The State of Alabama argued that there were ways to access Hamm’s veins. U.S. District Judge Karon Bowdre earlier this month issued a stay of execution for Hamm, but an appeals circuit court granted Alabama’s emergency motion to move forward with it. The U.S. Supreme Court granted a temporary stay at the last minute.
Harcourt said he plans to sue around the claim that Hamm is being subjected to cruel and unusual punishment. The case has taken a turn from preventing a failed execution attempt to what Harcourt calls “wrongful execution.”
“There’s a lot to be litigated about the fact that he was actually subjected to this form of torture, but with deliberate indifference to everything we had been saying,” Harcourt said. “I think he was subjected to torture on Thursday night with deliberate indifference by the state.”
The state hasn’t indicated it would reschedule the execution anytime soon. Hamm has been fighting lymphatic cancer and carcinoma for four years. “At some point, I think the cancer is going to win, so at some point what we were proposing instead of lethal injection was a form of medical aid in dying,” Harcourt said. That method involves ingesting a small amount of liquid that is lethal.

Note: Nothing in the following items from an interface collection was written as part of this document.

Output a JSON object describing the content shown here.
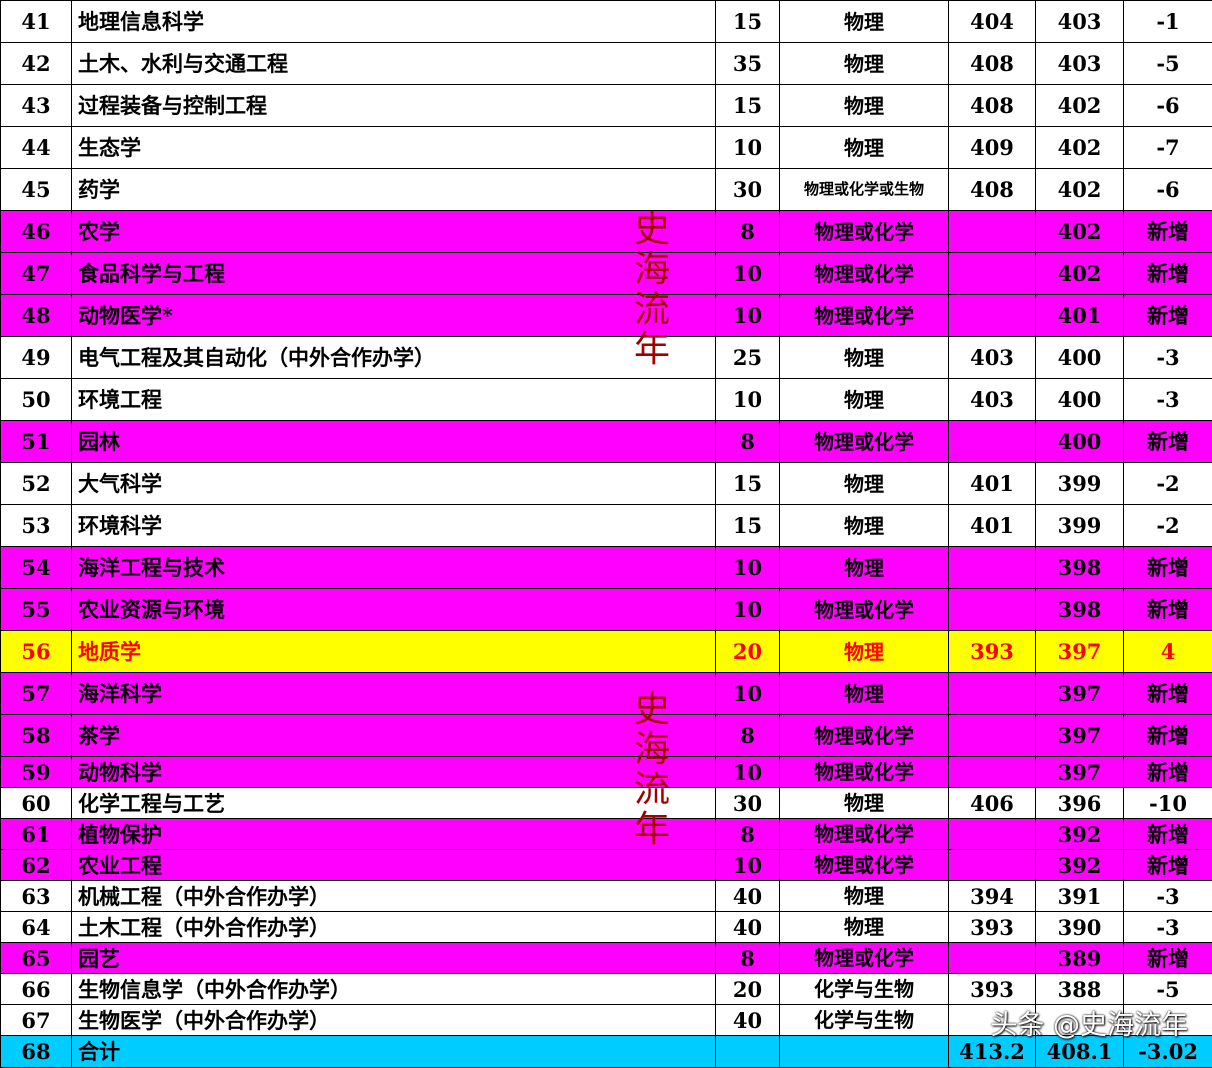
{
  "colors": {
    "white_row": "#ffffff",
    "new_row": "#ff00ff",
    "highlight_row": "#ffff00",
    "highlight_text": "#ff0000",
    "total_row": "#00ccff",
    "watermark": "#a30000"
  },
  "rows": [
    {
      "no": "41",
      "major": "地理信息科学",
      "plan": "15",
      "subject": "物理",
      "prev": "404",
      "curr": "403",
      "diff": "-1",
      "style": "white"
    },
    {
      "no": "42",
      "major": "土木、水利与交通工程",
      "plan": "35",
      "subject": "物理",
      "prev": "408",
      "curr": "403",
      "diff": "-5",
      "style": "white"
    },
    {
      "no": "43",
      "major": "过程装备与控制工程",
      "plan": "15",
      "subject": "物理",
      "prev": "408",
      "curr": "402",
      "diff": "-6",
      "style": "white"
    },
    {
      "no": "44",
      "major": "生态学",
      "plan": "10",
      "subject": "物理",
      "prev": "409",
      "curr": "402",
      "diff": "-7",
      "style": "white"
    },
    {
      "no": "45",
      "major": "药学",
      "plan": "30",
      "subject": "物理或化学或生物",
      "prev": "408",
      "curr": "402",
      "diff": "-6",
      "style": "white",
      "small": true
    },
    {
      "no": "46",
      "major": "农学",
      "plan": "8",
      "subject": "物理或化学",
      "prev": "",
      "curr": "402",
      "diff": "新增",
      "style": "magenta"
    },
    {
      "no": "47",
      "major": "食品科学与工程",
      "plan": "10",
      "subject": "物理或化学",
      "prev": "",
      "curr": "402",
      "diff": "新增",
      "style": "magenta"
    },
    {
      "no": "48",
      "major": "动物医学*",
      "plan": "10",
      "subject": "物理或化学",
      "prev": "",
      "curr": "401",
      "diff": "新增",
      "style": "magenta"
    },
    {
      "no": "49",
      "major": "电气工程及其自动化（中外合作办学）",
      "plan": "25",
      "subject": "物理",
      "prev": "403",
      "curr": "400",
      "diff": "-3",
      "style": "white"
    },
    {
      "no": "50",
      "major": "环境工程",
      "plan": "10",
      "subject": "物理",
      "prev": "403",
      "curr": "400",
      "diff": "-3",
      "style": "white"
    },
    {
      "no": "51",
      "major": "园林",
      "plan": "8",
      "subject": "物理或化学",
      "prev": "",
      "curr": "400",
      "diff": "新增",
      "style": "magenta"
    },
    {
      "no": "52",
      "major": "大气科学",
      "plan": "15",
      "subject": "物理",
      "prev": "401",
      "curr": "399",
      "diff": "-2",
      "style": "white"
    },
    {
      "no": "53",
      "major": "环境科学",
      "plan": "15",
      "subject": "物理",
      "prev": "401",
      "curr": "399",
      "diff": "-2",
      "style": "white"
    },
    {
      "no": "54",
      "major": "海洋工程与技术",
      "plan": "10",
      "subject": "物理",
      "prev": "",
      "curr": "398",
      "diff": "新增",
      "style": "magenta"
    },
    {
      "no": "55",
      "major": "农业资源与环境",
      "plan": "10",
      "subject": "物理或化学",
      "prev": "",
      "curr": "398",
      "diff": "新增",
      "style": "magenta"
    },
    {
      "no": "56",
      "major": "地质学",
      "plan": "20",
      "subject": "物理",
      "prev": "393",
      "curr": "397",
      "diff": "4",
      "style": "yellow"
    },
    {
      "no": "57",
      "major": "海洋科学",
      "plan": "10",
      "subject": "物理",
      "prev": "",
      "curr": "397",
      "diff": "新增",
      "style": "magenta"
    },
    {
      "no": "58",
      "major": "茶学",
      "plan": "8",
      "subject": "物理或化学",
      "prev": "",
      "curr": "397",
      "diff": "新增",
      "style": "magenta"
    },
    {
      "no": "59",
      "major": "动物科学",
      "plan": "10",
      "subject": "物理或化学",
      "prev": "",
      "curr": "397",
      "diff": "新增",
      "style": "magenta"
    },
    {
      "no": "60",
      "major": "化学工程与工艺",
      "plan": "30",
      "subject": "物理",
      "prev": "406",
      "curr": "396",
      "diff": "-10",
      "style": "white"
    },
    {
      "no": "61",
      "major": "植物保护",
      "plan": "8",
      "subject": "物理或化学",
      "prev": "",
      "curr": "392",
      "diff": "新增",
      "style": "magenta"
    },
    {
      "no": "62",
      "major": "农业工程",
      "plan": "10",
      "subject": "物理或化学",
      "prev": "",
      "curr": "392",
      "diff": "新增",
      "style": "magenta"
    },
    {
      "no": "63",
      "major": "机械工程（中外合作办学）",
      "plan": "40",
      "subject": "物理",
      "prev": "394",
      "curr": "391",
      "diff": "-3",
      "style": "white"
    },
    {
      "no": "64",
      "major": "土木工程（中外合作办学）",
      "plan": "40",
      "subject": "物理",
      "prev": "393",
      "curr": "390",
      "diff": "-3",
      "style": "white"
    },
    {
      "no": "65",
      "major": "园艺",
      "plan": "8",
      "subject": "物理或化学",
      "prev": "",
      "curr": "389",
      "diff": "新增",
      "style": "magenta"
    },
    {
      "no": "66",
      "major": "生物信息学（中外合作办学）",
      "plan": "20",
      "subject": "化学与生物",
      "prev": "393",
      "curr": "388",
      "diff": "-5",
      "style": "white"
    },
    {
      "no": "67",
      "major": "生物医学（中外合作办学）",
      "plan": "40",
      "subject": "化学与生物",
      "prev": "",
      "curr": "",
      "diff": "",
      "style": "white"
    },
    {
      "no": "68",
      "major": "合计",
      "plan": "",
      "subject": "",
      "prev": "413.2",
      "curr": "408.1",
      "diff": "-3.02",
      "style": "cyan"
    }
  ],
  "watermarks": [
    {
      "text": "史海流年"
    },
    {
      "text": "史海流年"
    }
  ],
  "credit": "头条 @史海流年"
}
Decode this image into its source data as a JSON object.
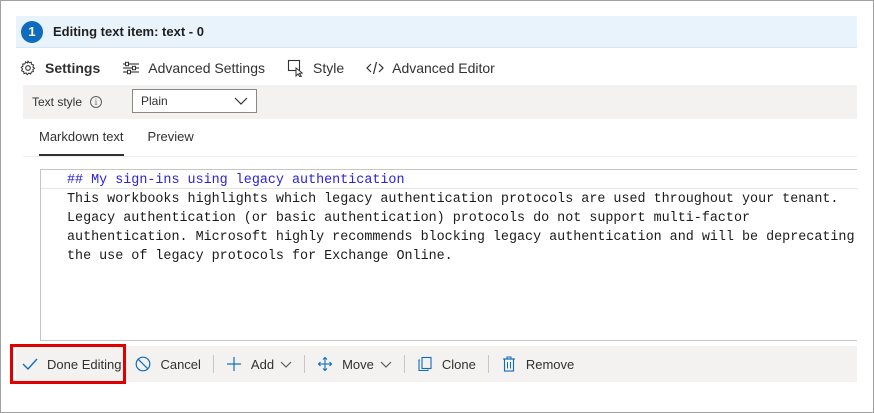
{
  "header": {
    "step_number": "1",
    "title": "Editing text item: text - 0"
  },
  "tabs": [
    {
      "label": "Settings",
      "icon": "gear-icon",
      "active": true
    },
    {
      "label": "Advanced Settings",
      "icon": "sliders-icon",
      "active": false
    },
    {
      "label": "Style",
      "icon": "style-icon",
      "active": false
    },
    {
      "label": "Advanced Editor",
      "icon": "code-icon",
      "active": false
    }
  ],
  "settings": {
    "text_style_label": "Text style",
    "text_style_value": "Plain"
  },
  "subtabs": [
    {
      "label": "Markdown text",
      "active": true
    },
    {
      "label": "Preview",
      "active": false
    }
  ],
  "editor": {
    "lines": [
      "## My sign-ins using legacy authentication",
      "This workbooks highlights which legacy authentication protocols are used throughout your tenant.",
      "Legacy authentication (or basic authentication) protocols do not support multi-factor",
      "authentication. Microsoft highly recommends blocking legacy authentication and will be deprecating",
      "the use of legacy protocols for Exchange Online."
    ]
  },
  "toolbar": {
    "done_label": "Done Editing",
    "cancel_label": "Cancel",
    "add_label": "Add",
    "move_label": "Move",
    "clone_label": "Clone",
    "remove_label": "Remove"
  },
  "colors": {
    "accent": "#0f6cbd",
    "header_bg": "#e8f3fc",
    "highlight_outline": "#e00000",
    "markdown_heading": "#2b21e0"
  }
}
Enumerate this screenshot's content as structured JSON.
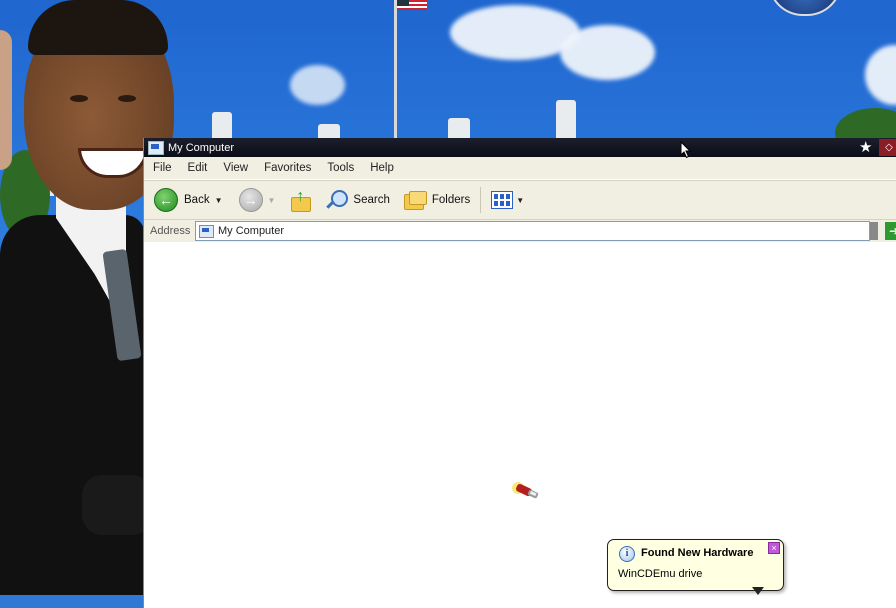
{
  "window": {
    "title": "My Computer",
    "title_icon": "my-computer-icon"
  },
  "menubar": {
    "items": [
      "File",
      "Edit",
      "View",
      "Favorites",
      "Tools",
      "Help"
    ]
  },
  "toolbar": {
    "back_label": "Back",
    "search_label": "Search",
    "folders_label": "Folders"
  },
  "addressbar": {
    "label": "Address",
    "value": "My Computer"
  },
  "notification": {
    "title": "Found New Hardware",
    "message": "WinCDEmu drive",
    "icon": "info-icon"
  },
  "colors": {
    "titlebar": "#0a0c16",
    "chrome": "#f1efe2",
    "balloon": "#ffffe1",
    "desktop_sky": "#2f7fe0"
  }
}
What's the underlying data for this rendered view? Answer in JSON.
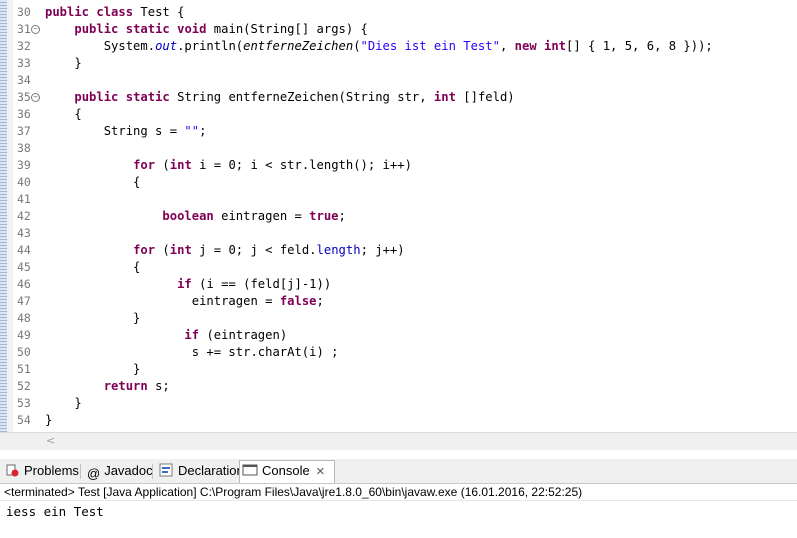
{
  "editor": {
    "lines": [
      {
        "n": "30",
        "fold": false,
        "tokens": [
          [
            "kw",
            "public"
          ],
          [
            "p",
            " "
          ],
          [
            "kw",
            "class"
          ],
          [
            "p",
            " Test {"
          ]
        ]
      },
      {
        "n": "31",
        "fold": true,
        "tokens": [
          [
            "p",
            "    "
          ],
          [
            "kw",
            "public"
          ],
          [
            "p",
            " "
          ],
          [
            "kw",
            "static"
          ],
          [
            "p",
            " "
          ],
          [
            "kw",
            "void"
          ],
          [
            "p",
            " main(String[] args) {"
          ]
        ]
      },
      {
        "n": "32",
        "fold": false,
        "tokens": [
          [
            "p",
            "        System."
          ],
          [
            "fldit",
            "out"
          ],
          [
            "p",
            ".println("
          ],
          [
            "it",
            "entferneZeichen"
          ],
          [
            "p",
            "("
          ],
          [
            "str",
            "\"Dies ist ein Test\""
          ],
          [
            "p",
            ", "
          ],
          [
            "kw",
            "new"
          ],
          [
            "p",
            " "
          ],
          [
            "kw",
            "int"
          ],
          [
            "p",
            "[] { 1, 5, 6, 8 }));"
          ]
        ]
      },
      {
        "n": "33",
        "fold": false,
        "tokens": [
          [
            "p",
            "    }"
          ]
        ]
      },
      {
        "n": "34",
        "fold": false,
        "tokens": []
      },
      {
        "n": "35",
        "fold": true,
        "tokens": [
          [
            "p",
            "    "
          ],
          [
            "kw",
            "public"
          ],
          [
            "p",
            " "
          ],
          [
            "kw",
            "static"
          ],
          [
            "p",
            " String entferneZeichen(String str, "
          ],
          [
            "kw",
            "int"
          ],
          [
            "p",
            " []feld)"
          ]
        ]
      },
      {
        "n": "36",
        "fold": false,
        "tokens": [
          [
            "p",
            "    {"
          ]
        ]
      },
      {
        "n": "37",
        "fold": false,
        "tokens": [
          [
            "p",
            "        String s = "
          ],
          [
            "str",
            "\"\""
          ],
          [
            "p",
            ";"
          ]
        ]
      },
      {
        "n": "38",
        "fold": false,
        "tokens": []
      },
      {
        "n": "39",
        "fold": false,
        "tokens": [
          [
            "p",
            "            "
          ],
          [
            "kw",
            "for"
          ],
          [
            "p",
            " ("
          ],
          [
            "kw",
            "int"
          ],
          [
            "p",
            " i = 0; i < str.length(); i++)"
          ]
        ]
      },
      {
        "n": "40",
        "fold": false,
        "tokens": [
          [
            "p",
            "            {"
          ]
        ]
      },
      {
        "n": "41",
        "fold": false,
        "tokens": []
      },
      {
        "n": "42",
        "fold": false,
        "tokens": [
          [
            "p",
            "                "
          ],
          [
            "kw",
            "boolean"
          ],
          [
            "p",
            " eintragen = "
          ],
          [
            "kw",
            "true"
          ],
          [
            "p",
            ";"
          ]
        ]
      },
      {
        "n": "43",
        "fold": false,
        "tokens": []
      },
      {
        "n": "44",
        "fold": false,
        "tokens": [
          [
            "p",
            "            "
          ],
          [
            "kw",
            "for"
          ],
          [
            "p",
            " ("
          ],
          [
            "kw",
            "int"
          ],
          [
            "p",
            " j = 0; j < feld."
          ],
          [
            "fld",
            "length"
          ],
          [
            "p",
            "; j++)"
          ]
        ]
      },
      {
        "n": "45",
        "fold": false,
        "tokens": [
          [
            "p",
            "            {"
          ]
        ]
      },
      {
        "n": "46",
        "fold": false,
        "tokens": [
          [
            "p",
            "                  "
          ],
          [
            "kw",
            "if"
          ],
          [
            "p",
            " (i == (feld[j]-1))"
          ]
        ]
      },
      {
        "n": "47",
        "fold": false,
        "tokens": [
          [
            "p",
            "                    eintragen = "
          ],
          [
            "kw",
            "false"
          ],
          [
            "p",
            ";"
          ]
        ]
      },
      {
        "n": "48",
        "fold": false,
        "tokens": [
          [
            "p",
            "            }"
          ]
        ]
      },
      {
        "n": "49",
        "fold": false,
        "tokens": [
          [
            "p",
            "                   "
          ],
          [
            "kw",
            "if"
          ],
          [
            "p",
            " (eintragen)"
          ]
        ]
      },
      {
        "n": "50",
        "fold": false,
        "tokens": [
          [
            "p",
            "                    s += str.charAt(i) ;"
          ]
        ]
      },
      {
        "n": "51",
        "fold": false,
        "tokens": [
          [
            "p",
            "            }"
          ]
        ]
      },
      {
        "n": "52",
        "fold": false,
        "tokens": [
          [
            "p",
            "        "
          ],
          [
            "kw",
            "return"
          ],
          [
            "p",
            " s;"
          ]
        ]
      },
      {
        "n": "53",
        "fold": false,
        "tokens": [
          [
            "p",
            "    }"
          ]
        ]
      },
      {
        "n": "54",
        "fold": false,
        "tokens": [
          [
            "p",
            "}"
          ]
        ]
      }
    ]
  },
  "tabs": {
    "problems": "Problems",
    "javadoc": "Javadoc",
    "declaration": "Declaration",
    "console": "Console"
  },
  "status_text": "<terminated> Test [Java Application] C:\\Program Files\\Java\\jre1.8.0_60\\bin\\javaw.exe (16.01.2016, 22:52:25)",
  "console_output": "iess ein Test",
  "colors": {
    "keyword": "#7f0055",
    "string": "#2a00ff",
    "field": "#0000c0"
  }
}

Hamm was on death row for the 1987 murder of a motel clerk.